(Records from a data source)
-------

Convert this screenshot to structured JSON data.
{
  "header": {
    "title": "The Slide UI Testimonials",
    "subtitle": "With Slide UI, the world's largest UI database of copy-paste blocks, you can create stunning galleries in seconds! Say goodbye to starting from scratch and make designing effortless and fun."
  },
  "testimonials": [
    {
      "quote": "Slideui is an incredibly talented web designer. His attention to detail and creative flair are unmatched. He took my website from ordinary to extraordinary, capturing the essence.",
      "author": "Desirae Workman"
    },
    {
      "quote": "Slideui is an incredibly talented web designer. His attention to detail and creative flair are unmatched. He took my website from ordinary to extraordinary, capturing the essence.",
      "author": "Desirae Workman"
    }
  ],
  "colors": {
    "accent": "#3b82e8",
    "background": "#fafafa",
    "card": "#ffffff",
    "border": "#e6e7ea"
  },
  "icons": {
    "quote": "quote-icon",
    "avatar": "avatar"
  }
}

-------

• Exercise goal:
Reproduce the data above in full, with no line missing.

• Solution:
Convert this screenshot to structured JSON data.
{
  "header": {
    "title": "The Slide UI Testimonials",
    "subtitle": "With Slide UI, the world's largest UI database of copy-paste blocks, you can create stunning galleries in seconds! Say goodbye to starting from scratch and make designing effortless and fun."
  },
  "testimonials": [
    {
      "quote": "Slideui is an incredibly talented web designer. His attention to detail and creative flair are unmatched. He took my website from ordinary to extraordinary, capturing the essence.",
      "author": "Desirae Workman"
    },
    {
      "quote": "Slideui is an incredibly talented web designer. His attention to detail and creative flair are unmatched. He took my website from ordinary to extraordinary, capturing the essence.",
      "author": "Desirae Workman"
    }
  ],
  "colors": {
    "accent": "#3b82e8",
    "background": "#fafafa",
    "card": "#ffffff",
    "border": "#e6e7ea"
  },
  "icons": {
    "quote": "quote-icon",
    "avatar": "avatar"
  }
}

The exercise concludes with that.